Christopher Lipscomb Church Societies, a Blessing to the Colonies: A Sermon Preached at the Parish Church of St. Michael-Le-Belfry, York (London: J., G., F. & J. Rivington, 1840). (The correct spelling of the parish name is St Michael le Belfrey, York)

Notes

  1. Some sources Lipscombe
  2. [OXFORD UNIVERSITY, APRIL 17 The Bury and Norwich Post: Or, Suffolk and Norfolk Telegraph, Essex, Cambridge, & Ely Intelligencer (Bury Saint Edmunds, England), Wednesday, April 21, 1824; Issue 2182]
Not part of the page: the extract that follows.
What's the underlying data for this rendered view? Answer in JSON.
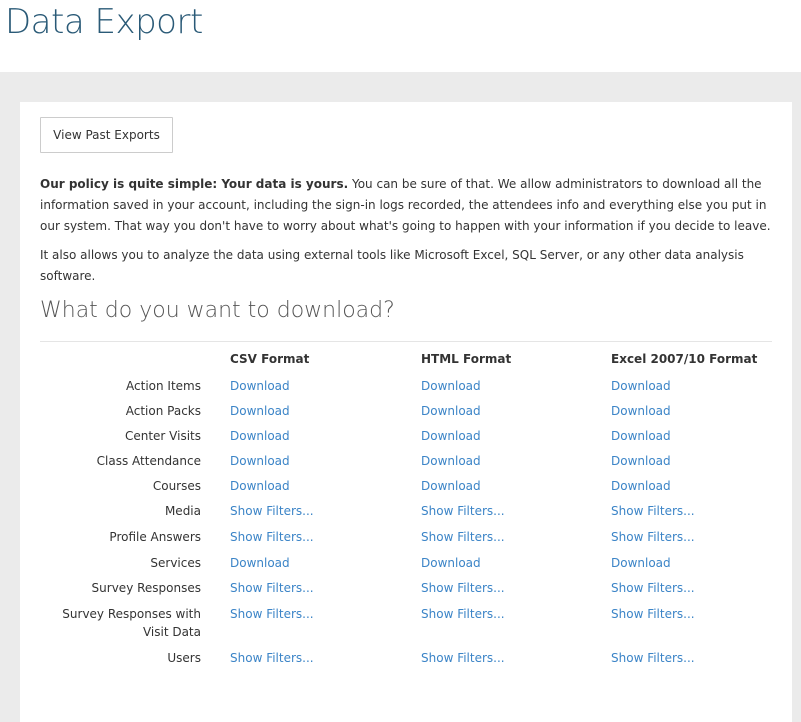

  3. Anglican History
  4. Belize Anglican
  5. The Times, Monday, Nov 29, 1824; pg. 2; Issue 12510; col E Ecclesiastical Intelligence
  6. Sylvanus Urban (ed.) The Gentleman's Magazine Volume XX New Series July–December (London: William Pickering, John Bowyer Nichols and Son, 1843) page 201-202
  7. Harry Curteis Lipscombe History of Staindrop Church and Monuments (London: Simpkin, Marshall, & Co., 1888) p. 93
  8. Gordon Goodwin, ‘Lipscomb, William (1754–1842)’, rev. Rebecca Mills, Oxford Dictionary of National Biography, Oxford University Press, 2004; online edn, Jan 2008 accessed 11 Nov 2013
  9. Gentleman's Magazine 1843 page 202
  10. The Edinburgh Magazine and Literary Miscellany: A New Series of the Scots Magazine July - December 1818 p. 381.
  11. J.B. Ellis The Diocese of Jamaica: A Short Account of its History, Growth, and Organisation (London: SPCK, 1913), page 60.
  12. 'The Gentleman's Magazine Volume 94, Part 1, page 367 (1824)
  13. Laws of Jamaica Passed in the Year 1875 (Kingston: Robert Osborn, 1875) page 115
  14. Thomas Farrar 'The Church of England in Jamaica' West Indian Quarterly 1885-86 (Demerara: Guyana: J. Thomson p. 99
  15. Gentleman's Magazine' 1843 p. 202
  16. Anglican Diocese of Jamaica
  17. Edmund Burke (ed.) Annual Register, or a View of the History and Politics of the Year 1860, Volume 112 (London: J. and F.H. Rivington, 1861) page 456